Jamaica’s Special Economic Zone Authority, JSEZA, expects to have at least 30 per cent of free zone operators transitioned to special economic zone entities before the grandfathering period for free zones come to an end on December 31.
Director of Stakeholder Relationship Management and Communication, Richard Sewell, told the Financial Gleaner that up to June, roughly 10 per cent or seven of 68 companies operating in industrial areas that were once designated free zones moved to SEZ status.
“At the end of this month we expect to get another 20 per cent, so within the next two weeks, we expect to get majority of the applications,” Sewell said.
JSEZA will cease acceptance of applications for SEZ status by July 31. The transition is expected to take 60 working days.
To date, 10 companies have registered for SEZ status, half of which are developers. Newly registered SEZ operators, combined with the transitioning free zone operators, should bring the total SEZ entities to 30 by the end of the month.
“This is something that we have been advising persons about, but in just about everything, most people are going to wait until it’s close to the deadline before they start the process. If you do that, and certain requirements are to be met, then you are going to have a little problem there,” Sewell said.
“Fortunately, some of the major ones like Kingston Free Zone and Montego Bay Free Zone have already transitioned, so the occupants of those zones can get the tax benefit,” the director added.
The SEZ Act was passed in 2016 to replace the law that established free zones, which have been phased out to conform with international free trade rules against export subsidies.
Under the new system, operators in the zone will receive tax incentives, including corporate income tax of 12.5 per cent, down from the standard rate of 25 per cent on profit.

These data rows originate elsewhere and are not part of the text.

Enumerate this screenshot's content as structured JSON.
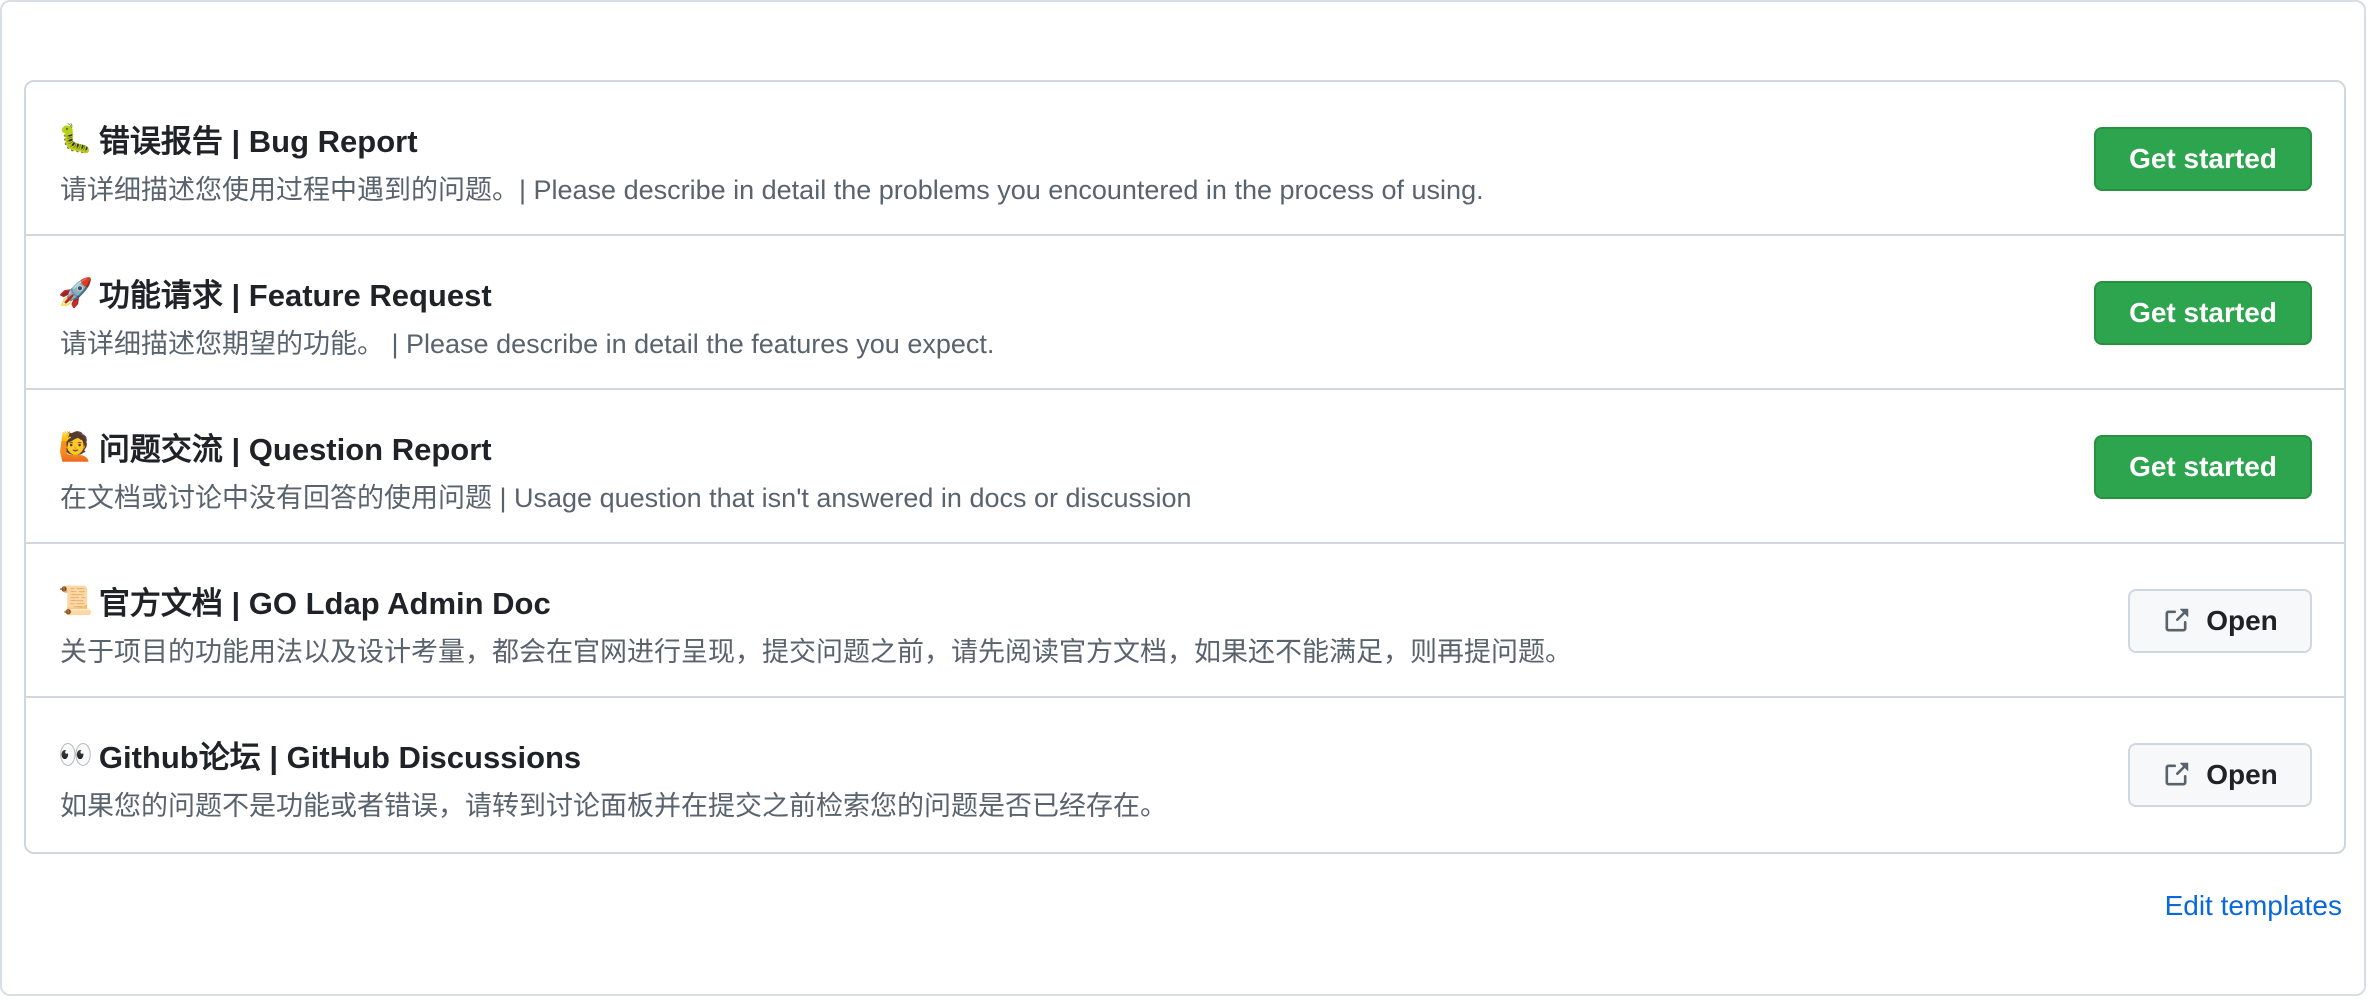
{
  "templates": [
    {
      "emoji": "🐛",
      "title": "错误报告 | Bug Report",
      "description": "请详细描述您使用过程中遇到的问题。| Please describe in detail the problems you encountered in the process of using.",
      "button_label": "Get started",
      "button_type": "primary"
    },
    {
      "emoji": "🚀",
      "title": "功能请求 | Feature Request",
      "description": "请详细描述您期望的功能。 | Please describe in detail the features you expect.",
      "button_label": "Get started",
      "button_type": "primary"
    },
    {
      "emoji": "🙋",
      "title": "问题交流 | Question Report",
      "description": "在文档或讨论中没有回答的使用问题 | Usage question that isn't answered in docs or discussion",
      "button_label": "Get started",
      "button_type": "primary"
    },
    {
      "emoji": "📜",
      "title": "官方文档 | GO Ldap Admin Doc",
      "description": "关于项目的功能用法以及设计考量，都会在官网进行呈现，提交问题之前，请先阅读官方文档，如果还不能满足，则再提问题。",
      "button_label": "Open",
      "button_type": "secondary"
    },
    {
      "emoji": "👀",
      "title": "Github论坛 | GitHub Discussions",
      "description": "如果您的问题不是功能或者错误，请转到讨论面板并在提交之前检索您的问题是否已经存在。",
      "button_label": "Open",
      "button_type": "secondary"
    }
  ],
  "icons": {
    "external_link": "external-link-icon"
  },
  "footer": {
    "edit_templates_label": "Edit templates"
  },
  "colors": {
    "primary_button": "#2da44e",
    "link": "#0969da",
    "border": "#d0d7de"
  }
}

Additionally, SEZ entities will pay no tax on dividends or rental of property within the zone. Operators can also get a tax credit against funds spent on research and development, capped at 10 per cent of taxable income, among other incentives.
The JSEZA, however, requires that developers have minimum paid-up capital of US$1.5 million ($205 million), while the occupants of a designated SEZ must have US$25,000 ($3.1 million) of paid-up capital to qualify.
SEZ occupants are also required to invest a minimum US$50,000 in equipment, buildings and plant during year one, while small and medium-sized entities with the potential for high growth will be considered on a case-by-case basis by the JSEZA.